WORK ORDER. The answer must be every entry, retyped without a single difference.
───── SOURCE DATA
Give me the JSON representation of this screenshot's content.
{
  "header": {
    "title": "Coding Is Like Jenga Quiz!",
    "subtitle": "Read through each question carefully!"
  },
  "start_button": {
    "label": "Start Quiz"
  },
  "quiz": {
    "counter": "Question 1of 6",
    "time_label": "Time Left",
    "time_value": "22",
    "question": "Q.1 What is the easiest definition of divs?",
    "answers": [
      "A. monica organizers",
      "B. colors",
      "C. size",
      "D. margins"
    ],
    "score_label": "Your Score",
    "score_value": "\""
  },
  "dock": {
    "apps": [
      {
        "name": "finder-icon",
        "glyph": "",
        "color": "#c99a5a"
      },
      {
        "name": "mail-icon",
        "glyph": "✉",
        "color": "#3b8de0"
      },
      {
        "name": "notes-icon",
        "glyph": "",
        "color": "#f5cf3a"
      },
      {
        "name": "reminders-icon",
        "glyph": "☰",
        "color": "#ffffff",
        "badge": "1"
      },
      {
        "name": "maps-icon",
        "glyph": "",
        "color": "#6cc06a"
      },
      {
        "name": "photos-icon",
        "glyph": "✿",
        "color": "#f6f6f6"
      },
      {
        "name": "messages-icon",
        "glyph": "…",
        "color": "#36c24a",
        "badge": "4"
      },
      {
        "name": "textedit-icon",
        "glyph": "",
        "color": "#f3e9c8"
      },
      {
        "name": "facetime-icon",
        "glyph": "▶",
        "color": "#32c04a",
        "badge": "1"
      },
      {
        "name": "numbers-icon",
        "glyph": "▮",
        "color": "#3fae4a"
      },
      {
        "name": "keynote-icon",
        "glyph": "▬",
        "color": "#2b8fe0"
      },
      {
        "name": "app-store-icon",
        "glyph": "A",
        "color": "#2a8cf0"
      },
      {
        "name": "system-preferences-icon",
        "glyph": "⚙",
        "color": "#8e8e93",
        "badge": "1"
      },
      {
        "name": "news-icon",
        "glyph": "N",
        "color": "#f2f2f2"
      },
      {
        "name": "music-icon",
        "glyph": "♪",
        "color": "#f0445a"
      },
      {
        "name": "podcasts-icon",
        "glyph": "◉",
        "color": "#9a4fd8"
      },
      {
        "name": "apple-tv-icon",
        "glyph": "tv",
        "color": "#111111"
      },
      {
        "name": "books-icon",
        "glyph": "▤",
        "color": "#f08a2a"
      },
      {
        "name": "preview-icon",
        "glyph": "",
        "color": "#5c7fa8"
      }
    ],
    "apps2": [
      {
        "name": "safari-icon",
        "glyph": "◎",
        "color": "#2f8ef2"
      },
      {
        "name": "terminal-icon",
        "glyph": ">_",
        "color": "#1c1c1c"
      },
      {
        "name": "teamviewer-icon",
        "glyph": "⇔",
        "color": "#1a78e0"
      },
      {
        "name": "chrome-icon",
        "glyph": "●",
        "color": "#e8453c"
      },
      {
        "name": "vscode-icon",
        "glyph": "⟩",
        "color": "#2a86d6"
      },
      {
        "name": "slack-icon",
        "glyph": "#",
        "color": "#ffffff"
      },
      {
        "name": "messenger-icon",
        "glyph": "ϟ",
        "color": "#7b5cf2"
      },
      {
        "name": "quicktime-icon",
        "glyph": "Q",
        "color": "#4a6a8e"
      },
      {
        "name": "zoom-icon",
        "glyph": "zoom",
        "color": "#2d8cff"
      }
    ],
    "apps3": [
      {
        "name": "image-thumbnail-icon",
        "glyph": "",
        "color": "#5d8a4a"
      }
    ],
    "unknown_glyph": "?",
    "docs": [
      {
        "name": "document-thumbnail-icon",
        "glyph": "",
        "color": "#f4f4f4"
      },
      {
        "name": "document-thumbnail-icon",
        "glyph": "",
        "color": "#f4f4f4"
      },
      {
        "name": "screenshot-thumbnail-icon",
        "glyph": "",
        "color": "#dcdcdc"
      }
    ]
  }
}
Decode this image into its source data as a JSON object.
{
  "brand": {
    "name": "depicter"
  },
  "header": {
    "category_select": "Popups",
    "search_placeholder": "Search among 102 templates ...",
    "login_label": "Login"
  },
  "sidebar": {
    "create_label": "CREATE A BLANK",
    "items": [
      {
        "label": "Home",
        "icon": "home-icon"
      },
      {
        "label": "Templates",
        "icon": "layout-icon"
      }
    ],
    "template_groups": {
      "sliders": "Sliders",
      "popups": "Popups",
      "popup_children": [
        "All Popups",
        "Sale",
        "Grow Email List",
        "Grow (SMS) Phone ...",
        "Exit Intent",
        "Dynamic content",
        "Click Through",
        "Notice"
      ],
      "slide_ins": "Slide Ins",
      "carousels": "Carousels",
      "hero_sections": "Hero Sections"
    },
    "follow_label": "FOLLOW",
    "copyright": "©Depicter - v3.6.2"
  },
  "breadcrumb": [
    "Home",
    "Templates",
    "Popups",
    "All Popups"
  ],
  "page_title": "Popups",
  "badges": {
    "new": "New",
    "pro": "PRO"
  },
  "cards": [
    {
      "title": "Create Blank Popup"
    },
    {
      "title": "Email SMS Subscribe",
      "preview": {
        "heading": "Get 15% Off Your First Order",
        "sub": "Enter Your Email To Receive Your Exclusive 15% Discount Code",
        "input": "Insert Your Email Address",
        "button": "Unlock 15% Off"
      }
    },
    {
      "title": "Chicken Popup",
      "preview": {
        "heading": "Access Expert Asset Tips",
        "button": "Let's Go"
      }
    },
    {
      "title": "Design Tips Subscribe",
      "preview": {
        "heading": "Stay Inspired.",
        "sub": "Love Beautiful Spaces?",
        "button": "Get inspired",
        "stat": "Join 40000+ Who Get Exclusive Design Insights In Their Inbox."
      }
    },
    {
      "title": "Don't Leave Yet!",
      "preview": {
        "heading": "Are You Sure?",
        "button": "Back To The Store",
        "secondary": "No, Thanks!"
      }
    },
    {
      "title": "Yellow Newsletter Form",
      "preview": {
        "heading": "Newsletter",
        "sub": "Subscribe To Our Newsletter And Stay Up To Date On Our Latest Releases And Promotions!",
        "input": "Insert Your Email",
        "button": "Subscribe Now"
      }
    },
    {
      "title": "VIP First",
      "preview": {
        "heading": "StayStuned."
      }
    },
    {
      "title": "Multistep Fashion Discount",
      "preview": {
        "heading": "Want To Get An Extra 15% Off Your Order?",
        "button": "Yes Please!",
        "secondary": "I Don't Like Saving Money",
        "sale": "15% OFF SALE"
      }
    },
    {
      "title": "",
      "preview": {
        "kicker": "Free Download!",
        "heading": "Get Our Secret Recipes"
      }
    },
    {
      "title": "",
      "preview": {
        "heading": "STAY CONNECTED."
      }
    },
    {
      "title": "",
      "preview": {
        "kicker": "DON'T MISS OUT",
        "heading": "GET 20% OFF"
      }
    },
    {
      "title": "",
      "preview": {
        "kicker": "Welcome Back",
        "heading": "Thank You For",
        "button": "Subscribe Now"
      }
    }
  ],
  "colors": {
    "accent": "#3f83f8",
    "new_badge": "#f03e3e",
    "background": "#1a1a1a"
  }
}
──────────
SOLUTION TO THIS TASK.
Give me the JSON representation of this screenshot's content.
{
  "header": {
    "title": "Coding Is Like Jenga Quiz!",
    "subtitle": "Read through each question carefully!"
  },
  "start_button": {
    "label": "Start Quiz"
  },
  "quiz": {
    "counter": "Question 1of 6",
    "time_label": "Time Left",
    "time_value": "22",
    "question": "Q.1 What is the easiest definition of divs?",
    "answers": [
      "A. monica organizers",
      "B. colors",
      "C. size",
      "D. margins"
    ],
    "score_label": "Your Score",
    "score_value": "\""
  },
  "dock": {
    "apps": [
      {
        "name": "finder-icon",
        "glyph": "",
        "color": "#c99a5a"
      },
      {
        "name": "mail-icon",
        "glyph": "✉",
        "color": "#3b8de0"
      },
      {
        "name": "notes-icon",
        "glyph": "",
        "color": "#f5cf3a"
      },
      {
        "name": "reminders-icon",
        "glyph": "☰",
        "color": "#ffffff",
        "badge": "1"
      },
      {
        "name": "maps-icon",
        "glyph": "",
        "color": "#6cc06a"
      },
      {
        "name": "photos-icon",
        "glyph": "✿",
        "color": "#f6f6f6"
      },
      {
        "name": "messages-icon",
        "glyph": "…",
        "color": "#36c24a",
        "badge": "4"
      },
      {
        "name": "textedit-icon",
        "glyph": "",
        "color": "#f3e9c8"
      },
      {
        "name": "facetime-icon",
        "glyph": "▶",
        "color": "#32c04a",
        "badge": "1"
      },
      {
        "name": "numbers-icon",
        "glyph": "▮",
        "color": "#3fae4a"
      },
      {
        "name": "keynote-icon",
        "glyph": "▬",
        "color": "#2b8fe0"
      },
      {
        "name": "app-store-icon",
        "glyph": "A",
        "color": "#2a8cf0"
      },
      {
        "name": "system-preferences-icon",
        "glyph": "⚙",
        "color": "#8e8e93",
        "badge": "1"
      },
      {
        "name": "news-icon",
        "glyph": "N",
        "color": "#f2f2f2"
      },
      {
        "name": "music-icon",
        "glyph": "♪",
        "color": "#f0445a"
      },
      {
        "name": "podcasts-icon",
        "glyph": "◉",
        "color": "#9a4fd8"
      },
      {
        "name": "apple-tv-icon",
        "glyph": "tv",
        "color": "#111111"
      },
      {
        "name": "books-icon",
        "glyph": "▤",
        "color": "#f08a2a"
      },
      {
        "name": "preview-icon",
        "glyph": "",
        "color": "#5c7fa8"
      }
    ],
    "apps2": [
      {
        "name": "safari-icon",
        "glyph": "◎",
        "color": "#2f8ef2"
      },
      {
        "name": "terminal-icon",
        "glyph": ">_",
        "color": "#1c1c1c"
      },
      {
        "name": "teamviewer-icon",
        "glyph": "⇔",
        "color": "#1a78e0"
      },
      {
        "name": "chrome-icon",
        "glyph": "●",
        "color": "#e8453c"
      },
      {
        "name": "vscode-icon",
        "glyph": "⟩",
        "color": "#2a86d6"
      },
      {
        "name": "slack-icon",
        "glyph": "#",
        "color": "#ffffff"
      },
      {
        "name": "messenger-icon",
        "glyph": "ϟ",
        "color": "#7b5cf2"
      },
      {
        "name": "quicktime-icon",
        "glyph": "Q",
        "color": "#4a6a8e"
      },
      {
        "name": "zoom-icon",
        "glyph": "zoom",
        "color": "#2d8cff"
      }
    ],
    "apps3": [
      {
        "name": "image-thumbnail-icon",
        "glyph": "",
        "color": "#5d8a4a"
      }
    ],
    "unknown_glyph": "?",
    "docs": [
      {
        "name": "document-thumbnail-icon",
        "glyph": "",
        "color": "#f4f4f4"
      },
      {
        "name": "document-thumbnail-icon",
        "glyph": "",
        "color": "#f4f4f4"
      },
      {
        "name": "screenshot-thumbnail-icon",
        "glyph": "",
        "color": "#dcdcdc"
      }
    ]
  }
}
Decode this image into its source data as a JSON object.
{
  "brand": {
    "name": "depicter"
  },
  "header": {
    "category_select": "Popups",
    "search_placeholder": "Search among 102 templates ...",
    "login_label": "Login"
  },
  "sidebar": {
    "create_label": "CREATE A BLANK",
    "items": [
      {
        "label": "Home",
        "icon": "home-icon"
      },
      {
        "label": "Templates",
        "icon": "layout-icon"
      }
    ],
    "template_groups": {
      "sliders": "Sliders",
      "popups": "Popups",
      "popup_children": [
        "All Popups",
        "Sale",
        "Grow Email List",
        "Grow (SMS) Phone ...",
        "Exit Intent",
        "Dynamic content",
        "Click Through",
        "Notice"
      ],
      "slide_ins": "Slide Ins",
      "carousels": "Carousels",
      "hero_sections": "Hero Sections"
    },
    "follow_label": "FOLLOW",
    "copyright": "©Depicter - v3.6.2"
  },
  "breadcrumb": [
    "Home",
    "Templates",
    "Popups",
    "All Popups"
  ],
  "page_title": "Popups",
  "badges": {
    "new": "New",
    "pro": "PRO"
  },
  "cards": [
    {
      "title": "Create Blank Popup"
    },
    {
      "title": "Email SMS Subscribe",
      "preview": {
        "heading": "Get 15% Off Your First Order",
        "sub": "Enter Your Email To Receive Your Exclusive 15% Discount Code",
        "input": "Insert Your Email Address",
        "button": "Unlock 15% Off"
      }
    },
    {
      "title": "Chicken Popup",
      "preview": {
        "heading": "Access Expert Asset Tips",
        "button": "Let's Go"
      }
    },
    {
      "title": "Design Tips Subscribe",
      "preview": {
        "heading": "Stay Inspired.",
        "sub": "Love Beautiful Spaces?",
        "button": "Get inspired",
        "stat": "Join 40000+ Who Get Exclusive Design Insights In Their Inbox."
      }
    },
    {
      "title": "Don't Leave Yet!",
      "preview": {
        "heading": "Are You Sure?",
        "button": "Back To The Store",
        "secondary": "No, Thanks!"
      }
    },
    {
      "title": "Yellow Newsletter Form",
      "preview": {
        "heading": "Newsletter",
        "sub": "Subscribe To Our Newsletter And Stay Up To Date On Our Latest Releases And Promotions!",
        "input": "Insert Your Email",
        "button": "Subscribe Now"
      }
    },
    {
      "title": "VIP First",
      "preview": {
        "heading": "StayStuned."
      }
    },
    {
      "title": "Multistep Fashion Discount",
      "preview": {
        "heading": "Want To Get An Extra 15% Off Your Order?",
        "button": "Yes Please!",
        "secondary": "I Don't Like Saving Money",
        "sale": "15% OFF SALE"
      }
    },
    {
      "title": "",
      "preview": {
        "kicker": "Free Download!",
        "heading": "Get Our Secret Recipes"
      }
    },
    {
      "title": "",
      "preview": {
        "heading": "STAY CONNECTED."
      }
    },
    {
      "title": "",
      "preview": {
        "kicker": "DON'T MISS OUT",
        "heading": "GET 20% OFF"
      }
    },
    {
      "title": "",
      "preview": {
        "kicker": "Welcome Back",
        "heading": "Thank You For",
        "button": "Subscribe Now"
      }
    }
  ],
  "colors": {
    "accent": "#3f83f8",
    "new_badge": "#f03e3e",
    "background": "#1a1a1a"
  }
}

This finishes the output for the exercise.